Average median HR salary in UK is £47,919


The average median salary for HR professionals working in the UK is £47,919 a year, according to research by Croner Reward.

Its HR salary survey, which surveyed 316 organisations with 1,427 job roles, also found that HR professionals’ salaries across the UK are up to 24% less than median HR salaries for those working in London, with HR professionals based in central London taking home a median salary of £77,149 a year, and HR professionals working across London overall having a median annual salary of £52,231.

HR professionals based in East Anglia have a median salary of £46,002 a year, the same as HR professionals working in the East Midlands. HR employees situated in the North East earn a median annual salary of £45,043, compared to HR staff in the North West who take home a median £51,273 a year. HR professionals working in Northern Ireland have a median average salary of £44,564 a year, while HR employees in Scotland are paid a median salary of £49,835 a year. The average median salary for HR professionals in the South East is £49,356, compared to £45,042 in the South West and £45,523 in the West Midlands.

Health and safety managers are the best paid HR professionals, on average earning 11% more than middle managers. In contrast, recruitment professionals are the lowest paid employees in the HR sector, earning 2.5% less than the UK average. Directors in the voluntary sector earn more than £20,000 less than their counterparts working in the private and public sectors.

Laura Sharratt (pictured), pay and benefits expert at Croner Reward, said: “[An] important factor on HR salaries, which is very topical at the moment, is the gender pay gap. It’s unclear what the national trend for the gender pay gap in the HR sector is. However, businesses with over 250 employees only have 12 weeks to report their pay gap, which may have an impact on salaries.

“We have already seen the BBC attempting to address their gender pay gap by offering some senior female executives a financial uplift to bring them up to the level of their male counterparts. So, it’s likely that many other businesses will follow suit. But this is likely to be on a case by case basis where there is clear evidence that there is a disparity in pay between a male and female employee who are carrying out the same job, with the same level of experience and skills.

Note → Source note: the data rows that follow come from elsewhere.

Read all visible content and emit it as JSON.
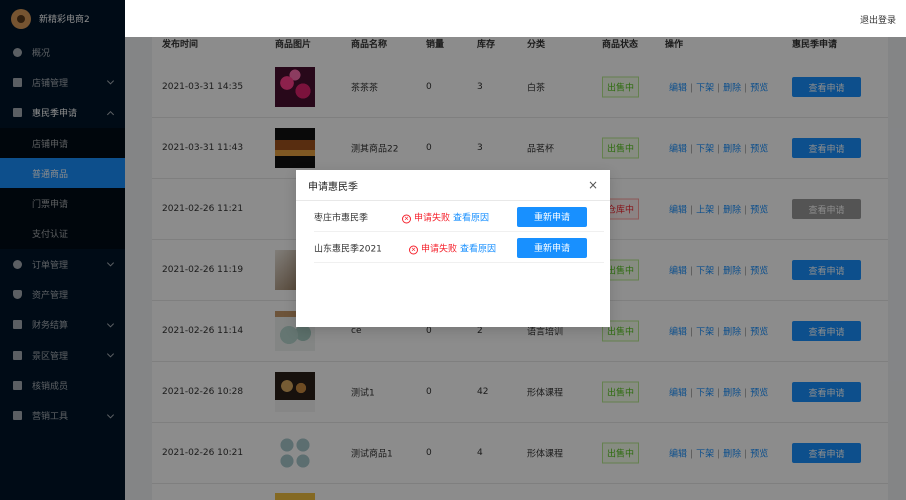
{
  "app": {
    "name": "新精彩电商2",
    "logout": "退出登录"
  },
  "sidebar": {
    "items": [
      {
        "label": "概况",
        "icon": "dashboard-icon"
      },
      {
        "label": "店铺管理",
        "icon": "shop-icon"
      },
      {
        "label": "惠民季申请",
        "icon": "apply-icon"
      },
      {
        "label": "订单管理",
        "icon": "order-icon"
      },
      {
        "label": "资产管理",
        "icon": "asset-icon"
      },
      {
        "label": "财务结算",
        "icon": "finance-icon"
      },
      {
        "label": "景区管理",
        "icon": "scenic-icon"
      },
      {
        "label": "核销成员",
        "icon": "member-icon"
      },
      {
        "label": "营销工具",
        "icon": "marketing-icon"
      }
    ],
    "sub_items": [
      "店铺申请",
      "普通商品",
      "门票申请",
      "支付认证"
    ]
  },
  "table": {
    "headers": [
      "发布时间",
      "商品图片",
      "商品名称",
      "销量",
      "库存",
      "分类",
      "商品状态",
      "操作",
      "惠民季申请"
    ],
    "op_labels": {
      "edit": "编辑",
      "down": "下架",
      "up": "上架",
      "delete": "删除",
      "preview": "预览"
    },
    "rows": [
      {
        "time": "2021-03-31 14:35",
        "name": "茶茶茶",
        "sales": "0",
        "stock": "3",
        "category": "白茶",
        "status": "出售中",
        "toggle": "下架",
        "action": "查看申请"
      },
      {
        "time": "2021-03-31 11:43",
        "name": "测其商品22",
        "sales": "0",
        "stock": "3",
        "category": "品茗杯",
        "status": "出售中",
        "toggle": "下架",
        "action": "查看申请"
      },
      {
        "time": "2021-02-26 11:21",
        "name": "",
        "sales": "",
        "stock": "",
        "category": "",
        "status": "仓库中",
        "toggle": "上架",
        "action": "查看申请"
      },
      {
        "time": "2021-02-26 11:19",
        "name": "",
        "sales": "",
        "stock": "",
        "category": "",
        "status": "出售中",
        "toggle": "下架",
        "action": "查看申请"
      },
      {
        "time": "2021-02-26 11:14",
        "name": "ce",
        "sales": "0",
        "stock": "2",
        "category": "语言培训",
        "status": "出售中",
        "toggle": "下架",
        "action": "查看申请"
      },
      {
        "time": "2021-02-26 10:28",
        "name": "测试1",
        "sales": "0",
        "stock": "42",
        "category": "形体课程",
        "status": "出售中",
        "toggle": "下架",
        "action": "查看申请"
      },
      {
        "time": "2021-02-26 10:21",
        "name": "测试商品1",
        "sales": "0",
        "stock": "4",
        "category": "形体课程",
        "status": "出售中",
        "toggle": "下架",
        "action": "查看申请"
      }
    ]
  },
  "modal": {
    "title": "申请惠民季",
    "close": "×",
    "fail_label": "申请失败",
    "reason_label": "查看原因",
    "reapply_label": "重新申请",
    "fail_icon": "⊗",
    "rows": [
      {
        "name": "枣庄市惠民季"
      },
      {
        "name": "山东惠民季2021"
      }
    ]
  },
  "colors": {
    "primary": "#1890ff",
    "sidebar": "#001529",
    "danger": "#f5222d",
    "success": "#52c41a"
  }
}
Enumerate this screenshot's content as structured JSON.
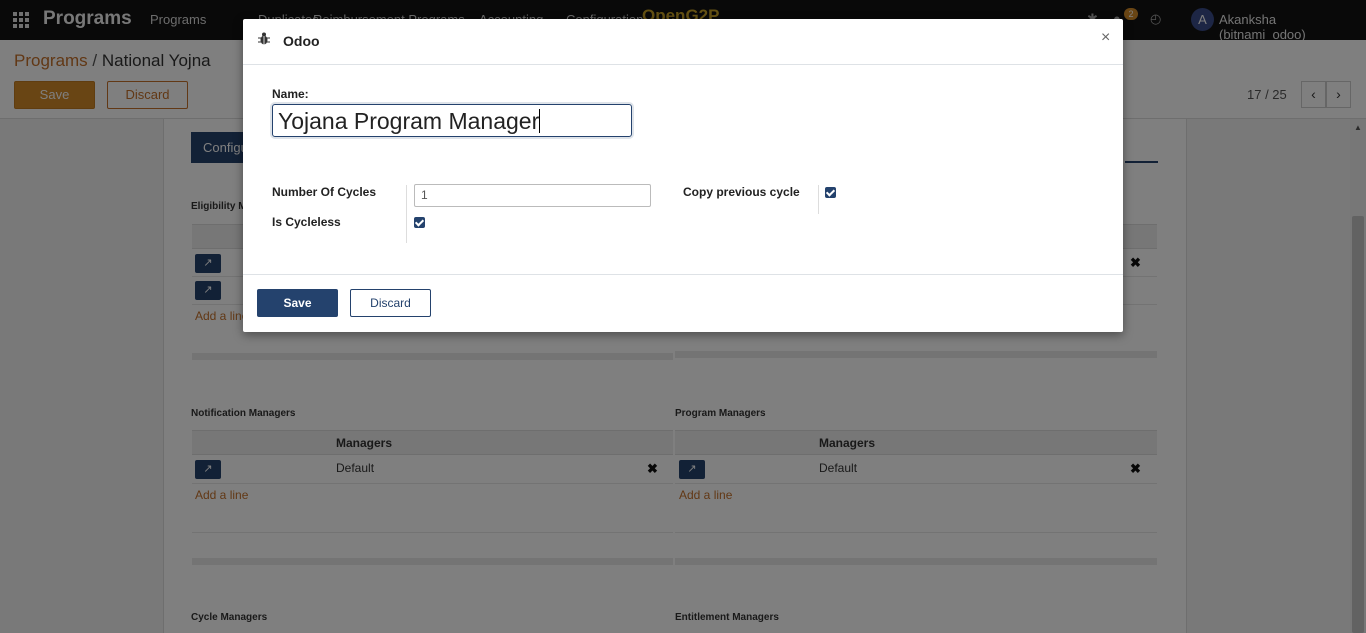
{
  "navbar": {
    "brand": "Programs",
    "menu": [
      "Programs",
      "Duplicates",
      "Reimbursement Programs",
      "Accounting",
      "Configuration"
    ],
    "logo": "OpenG2P",
    "notification_count": "2",
    "avatar_letter": "A",
    "user": "Akanksha (bitnami_odoo)"
  },
  "control_panel": {
    "breadcrumb_root": "Programs",
    "breadcrumb_sep": "/",
    "breadcrumb_current": "National Yojna",
    "save_label": "Save",
    "discard_label": "Discard",
    "pager": "17 / 25",
    "prev_glyph": "‹",
    "next_glyph": "›"
  },
  "form": {
    "tab_label": "Configu",
    "eligibility_title": "Eligibility M",
    "add_line": "Add a line",
    "notification_title": "Notification Managers",
    "program_title": "Program Managers",
    "cycle_title": "Cycle Managers",
    "entitlement_title": "Entitlement Managers",
    "column_managers": "Managers",
    "default_row": "Default",
    "delete_glyph": "✖",
    "open_glyph": "↗"
  },
  "modal": {
    "title": "Odoo",
    "close_glyph": "×",
    "name_label": "Name:",
    "name_value": "Yojana Program Manager",
    "cycles_label": "Number Of Cycles",
    "cycles_value": "1",
    "cycleless_label": "Is Cycleless",
    "cycleless_checked": true,
    "copy_label": "Copy previous cycle",
    "copy_checked": true,
    "save_label": "Save",
    "discard_label": "Discard"
  },
  "colors": {
    "primary": "#24426d",
    "accent": "#d38b29",
    "link": "#c4702a",
    "navbar": "#121212"
  },
  "icons": [
    "apps-grid-icon",
    "bug-icon",
    "chat-icon",
    "clock-icon",
    "external-link-icon",
    "delete-icon",
    "chevron-left-icon",
    "chevron-right-icon",
    "close-icon"
  ]
}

As a result it’s unclear if salary uplifts for some female staff will have an impact on median average salaries overall.

“We would urge all businesses with more than 250 employees to start taking action now as they will legally be obliged to report their gender pay gaps by April 2018. Gathering the data can be stressful enough for HR professionals, as well as calculating the median and mean ranges and compiling the report itself.”